 The first 2+ miles of the hike have some moderate ups and downs, but very little sustained climbing of any kind.  In fact, it is a very relaxing walk in the woods along a very well marked trail.
 Crossing over a small backwater area.
 After recrossing Beaver Brook two  more times, the real climbing finally begins.  I had it marked at about 2400 feet and 2.4 miles into the hike at this point.
 After about 3 miles, the trail emerges into a steep, rocky ascent.  It is from here on that the climbing becomes much more difficult.
 Climbing up through a washed out area of the trail.
 Looking back on some of the nearly vertical climbing on wet rocks provides some of the very first views of the day.
 Steady climbing persists.
 Fall colors along the upper reaches of the trail.
 Nearby peaks are framed by fall colors as the climb heads up and over 3500 feet.
 One of the last steep, pushes towards the top.
 Emerging at a wide open clearing, with nice views east down towards Indian Lake.  Continue on the last .1 of a mile to the fire tower, as the views only get better from here.
After 3.6 miles and 2,050 feet elevation gain I arrived at the summit.  There are no views from the 3899 foot summit, but fortunately, a 50 foot fire tower does provide views. 
The summit tower was almost completely shrouded in clouds and winds were really whipping making me glad I had brought my North Face along. 
 It was very interesting to watch the weather all around me, as you could see the clouds rolling up from the valley floor and right past the fire tower.
 Swirling clouds and strong winds.

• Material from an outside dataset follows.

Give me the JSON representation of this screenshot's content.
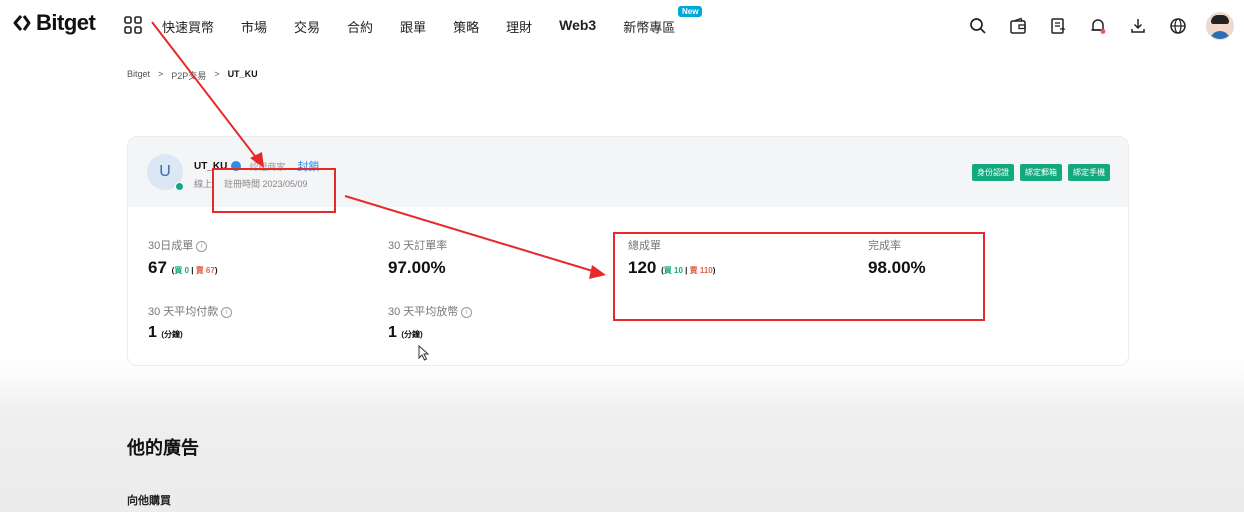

 I apologize for the amount of photos, but over the next 45 minutes I stood in the fire tower, watching the clouds move in and then move out only to repeat again.  My hands were freezing after this amount of time up there, but the ever changing views were absolutely worth it.

 A hint of blue skies!
 Incredibly, I didn't see anyone else at the top the entire time I was there!  After exploring much of the summit area, I finally retraced my steps back off the mountain, being very careful along the steep stretch just below the summit.
 Great views on the way down.
 Skies continued to clear out as I made my down the mountain, allowing me to enjoy the early fall colors a bit more.
Once off the steepest parts of the mountain, I made real good time hiking back out to the car.  7.2 miles RT.